Home     About     Download     Resources     Contact us    

This site is updated infrequently. For up-to-date information, please visit the new OCaml website at

Browse thread
Today's inflamatory opinion: exceptions are bad
[ Home ] [ Index: by date | by threads ]
[ Search: ]

[ Message by date: previous | next ] [ Message in thread: previous | next ] [ Thread: previous | next ]
Date: 2006-12-11 (15:55)
From: Richard Jones <rich@a...>
Subject: Re: [Caml-list] Today's inflamatory opinion: exceptions are bad
On Sun, Dec 10, 2006 at 06:27:37PM -0500, Chris King wrote:
> On 12/10/06, Richard Jones <> wrote:
> >On Sat, Dec 09, 2006 at 10:35:56PM -0500, Chris King wrote:
> >> One thing Java (sort of) gets right is keeping track of which
> >> exceptions a function can throw, making it easy to ensure that some
> >> deeply nested piece of code won't cause the entire application to die
> >> from some obscure exception.  I'd love to see a similar feature in
> >> O'Caml, whereby the exceptions which a function can raise are part of
> >> its type and are inferred and checked by the compiler.
> >
> >Oh please no!  Checked exceptions are the dumbest and most frustrating
> >feature of Java (and that's saying something - the Java language has
> >far more frustrations than most programming languages).

I'll moderate what I said before by adding that I now think there are
some exceptions which should never be ignored - for example, it seems
like it's always a mistake to ignore Not_found or End_of_file.  On the
other hand I would almost always want to ignore Sys_error, or else
catch it far away from its point of origin in a wrapper around the
whole program or an event handler.

Perhaps though this is an argument that List.find and friends should
be returning 'a option, not an argument for all exceptions being bad.

> I fully agree.  Forcing the programmer to acknowledge the presence of
> every possible exception is annoying to write and makes for fragile
> code.  Hence I suggested exception inference... no extra effort is
> required on the part of the programmer and the code is not made
> fragile.  O'Caml provides the safety of checked types without the
> hassle of type declarations; in the same way it could provide the
> safety of checked exceptions without the hassle of exception
> declarations.

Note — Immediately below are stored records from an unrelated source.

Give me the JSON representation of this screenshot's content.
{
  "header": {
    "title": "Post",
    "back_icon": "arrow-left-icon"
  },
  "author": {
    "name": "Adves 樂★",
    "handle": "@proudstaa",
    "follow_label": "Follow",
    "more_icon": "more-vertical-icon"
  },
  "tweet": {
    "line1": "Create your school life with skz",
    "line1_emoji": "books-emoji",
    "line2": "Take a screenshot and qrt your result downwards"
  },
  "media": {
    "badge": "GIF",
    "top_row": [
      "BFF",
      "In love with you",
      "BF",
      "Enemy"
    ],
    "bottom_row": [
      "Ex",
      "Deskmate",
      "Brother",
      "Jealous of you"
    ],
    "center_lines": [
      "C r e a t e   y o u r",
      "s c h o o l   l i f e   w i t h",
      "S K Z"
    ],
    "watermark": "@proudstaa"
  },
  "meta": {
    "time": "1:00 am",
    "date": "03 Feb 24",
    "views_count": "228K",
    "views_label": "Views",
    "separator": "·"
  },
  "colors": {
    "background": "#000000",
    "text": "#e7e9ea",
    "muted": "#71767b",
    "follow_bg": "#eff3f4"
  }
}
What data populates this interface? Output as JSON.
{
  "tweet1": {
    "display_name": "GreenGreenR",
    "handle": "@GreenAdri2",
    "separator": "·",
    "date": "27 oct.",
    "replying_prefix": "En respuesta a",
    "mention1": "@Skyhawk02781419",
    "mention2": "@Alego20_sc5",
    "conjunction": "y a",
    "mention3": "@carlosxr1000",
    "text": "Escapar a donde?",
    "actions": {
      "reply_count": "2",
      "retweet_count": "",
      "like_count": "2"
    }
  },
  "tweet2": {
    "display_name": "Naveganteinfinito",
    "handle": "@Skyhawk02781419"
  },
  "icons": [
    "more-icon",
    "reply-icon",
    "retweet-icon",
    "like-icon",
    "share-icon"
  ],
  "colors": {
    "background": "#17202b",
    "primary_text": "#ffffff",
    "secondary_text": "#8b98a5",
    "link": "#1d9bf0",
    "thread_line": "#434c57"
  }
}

Agreed.  I'd like to see a detailed prototype.


Richard Jones, CTO Merjis Ltd.
Merjis - web marketing and technology -
Internet Marketing and AdWords courses - - NEW!
Merjis blog - - NEW!